Atanga Yannick, 6-6 C/PF Ojai (Calif.) Besant Hill. Originally from Cameroon, Yannick is an undersized post in the mode of an Alfred Aboya type. He's not nearly as good as Aboya, and may never get to that level, but he is kind of interesting. He's a good athlete and plays with a lot of energy. He doesn't have much skill and isn't really a scorer at this time. But if he grows a bit more, he might be intriguing.
Kendall Williams, 6-2 SG/PG Rancho Cucamonga (Calif.) Los Osos. Williams had an up-and-down camp. He did a good job of competing and seemed to have a better understanding of the energy level/intensity the coaches were demanding. He was focused in the drills and you could see him really making an attempt to apply the specifics of each coaching point. His overall skill level still needs to get better, as his shot was inconsistent and his ball-handling just fair. He has a tendency to try to play too fast, which sometimes leads to him getting out of control. At that point, he'll jump in the air to try to make a play – a bad habit that Coach Howland pointed out several times. Williams has just fair quickness, which is one reason why he really needs to get stronger. If you're not going to beat people with quickness as a guard, then you better be strong. And, right now, Williams is not yet physically strong enough to make up for just average quickness.
Steven Adams, 6-7 PF/C Pasadena (Calif.) High.
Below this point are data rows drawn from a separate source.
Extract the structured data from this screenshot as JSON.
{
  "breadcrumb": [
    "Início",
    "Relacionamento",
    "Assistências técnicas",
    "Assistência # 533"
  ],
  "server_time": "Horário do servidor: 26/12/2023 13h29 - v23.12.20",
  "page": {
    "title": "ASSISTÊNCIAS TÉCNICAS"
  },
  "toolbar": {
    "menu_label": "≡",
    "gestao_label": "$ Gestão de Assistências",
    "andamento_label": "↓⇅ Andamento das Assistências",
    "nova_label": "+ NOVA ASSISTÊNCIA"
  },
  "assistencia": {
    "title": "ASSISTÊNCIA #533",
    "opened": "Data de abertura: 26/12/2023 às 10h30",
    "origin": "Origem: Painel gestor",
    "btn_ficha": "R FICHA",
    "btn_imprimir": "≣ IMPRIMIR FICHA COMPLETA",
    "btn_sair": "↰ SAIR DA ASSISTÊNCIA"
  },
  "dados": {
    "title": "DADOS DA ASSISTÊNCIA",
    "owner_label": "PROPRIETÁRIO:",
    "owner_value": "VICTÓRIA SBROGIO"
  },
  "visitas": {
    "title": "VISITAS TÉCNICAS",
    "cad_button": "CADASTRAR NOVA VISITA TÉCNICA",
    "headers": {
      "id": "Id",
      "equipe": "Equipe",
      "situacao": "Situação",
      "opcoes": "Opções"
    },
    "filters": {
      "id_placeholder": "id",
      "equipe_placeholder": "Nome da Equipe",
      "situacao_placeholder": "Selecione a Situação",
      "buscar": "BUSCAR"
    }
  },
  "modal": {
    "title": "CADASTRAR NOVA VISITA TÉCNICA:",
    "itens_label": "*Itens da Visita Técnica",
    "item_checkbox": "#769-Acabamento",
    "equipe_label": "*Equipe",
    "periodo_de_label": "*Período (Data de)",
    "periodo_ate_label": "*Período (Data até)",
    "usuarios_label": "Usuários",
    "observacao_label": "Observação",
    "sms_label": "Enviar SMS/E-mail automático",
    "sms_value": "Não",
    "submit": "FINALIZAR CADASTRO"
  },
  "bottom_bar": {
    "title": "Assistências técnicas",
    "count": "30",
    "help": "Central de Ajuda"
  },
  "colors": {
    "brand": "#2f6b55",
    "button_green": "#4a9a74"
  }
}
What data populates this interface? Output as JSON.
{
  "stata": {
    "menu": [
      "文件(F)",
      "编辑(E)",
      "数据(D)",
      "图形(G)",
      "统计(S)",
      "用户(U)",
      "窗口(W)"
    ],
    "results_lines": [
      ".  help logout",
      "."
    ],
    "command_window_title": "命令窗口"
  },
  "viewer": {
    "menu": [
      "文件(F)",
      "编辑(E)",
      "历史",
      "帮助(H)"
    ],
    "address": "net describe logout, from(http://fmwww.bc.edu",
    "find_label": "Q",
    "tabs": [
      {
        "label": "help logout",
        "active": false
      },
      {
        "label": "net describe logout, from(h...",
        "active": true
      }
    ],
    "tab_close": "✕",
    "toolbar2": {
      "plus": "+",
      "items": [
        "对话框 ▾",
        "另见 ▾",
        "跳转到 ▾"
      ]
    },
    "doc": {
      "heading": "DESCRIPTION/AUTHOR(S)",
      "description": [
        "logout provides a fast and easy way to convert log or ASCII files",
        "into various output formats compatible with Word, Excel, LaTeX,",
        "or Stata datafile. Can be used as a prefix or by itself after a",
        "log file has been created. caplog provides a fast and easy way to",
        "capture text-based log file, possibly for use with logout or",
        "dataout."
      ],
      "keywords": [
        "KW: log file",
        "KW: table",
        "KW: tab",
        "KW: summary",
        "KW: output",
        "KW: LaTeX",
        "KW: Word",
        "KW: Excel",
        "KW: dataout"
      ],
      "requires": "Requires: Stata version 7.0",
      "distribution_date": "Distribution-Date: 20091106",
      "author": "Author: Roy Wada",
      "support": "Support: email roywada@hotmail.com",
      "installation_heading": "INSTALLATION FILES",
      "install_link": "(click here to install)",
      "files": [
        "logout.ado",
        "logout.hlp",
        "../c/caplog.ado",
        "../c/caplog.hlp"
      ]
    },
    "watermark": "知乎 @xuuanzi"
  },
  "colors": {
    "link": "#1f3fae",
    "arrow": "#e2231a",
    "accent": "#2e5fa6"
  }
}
Adams is a big boy who could stand to lose a few pounds and that extra weight was wearing on him over the two days. The big man was huffing and puffing through some drills and it was apparent that he needs to improve his conditioning. However, it was also apparent as the camp went on that Adams has upside. As a point of comparison, he's better than Deon Thompson at the same stage. Of course, Thompson made a radical transformation to his body and game over the last 18 months of his high school career. There's no guarantee that Adams will make that type of commitment to the game. But if he does, he's got a chance to be a player. He's got very nice hands, good feet for a big kid (a dancing hippo type, as we say) and above average skills. He can score around the basket, but also pop out and knocked down jumpers to 16-18 feet. He may never get to be a top prospect, but he's a got a chance if he figures it out and really commits to the game.
Kevin Panzer, 6-7 PF Mission Viejo (Calif.) Capistrano Valley. Panzer was one of the best shooters in the camp – really nice stroke – and he's also got some life to his body. He's not a great athlete, but he's got some bounce and he looks like he's still maturing physically. He needs to develop a more well-rounded game – especially needs to learn to play in the post and play a more physical game. But he's got some length, bounce and a very nice stroke. That's enough right there to make him interesting if the other stuff comes together.
Jordin Mayes, 6-2 PG Los Angeles (Calif.) Westchester. Mayes has a an old-school game and a terrific feel. He rarely makes mistakes, he's got good skills and he plays unselfishly. He's not a real explosive athlete, but he'll surprise you with his ability to change speeds. I like his frame and length – think there's some upside there. He's an accurate shooter to the arc and a very good decision-maker. He's potentially one to watch in the next couple years.
I'll have more on the 2011 and 2012 players in part two of my report tomorrow.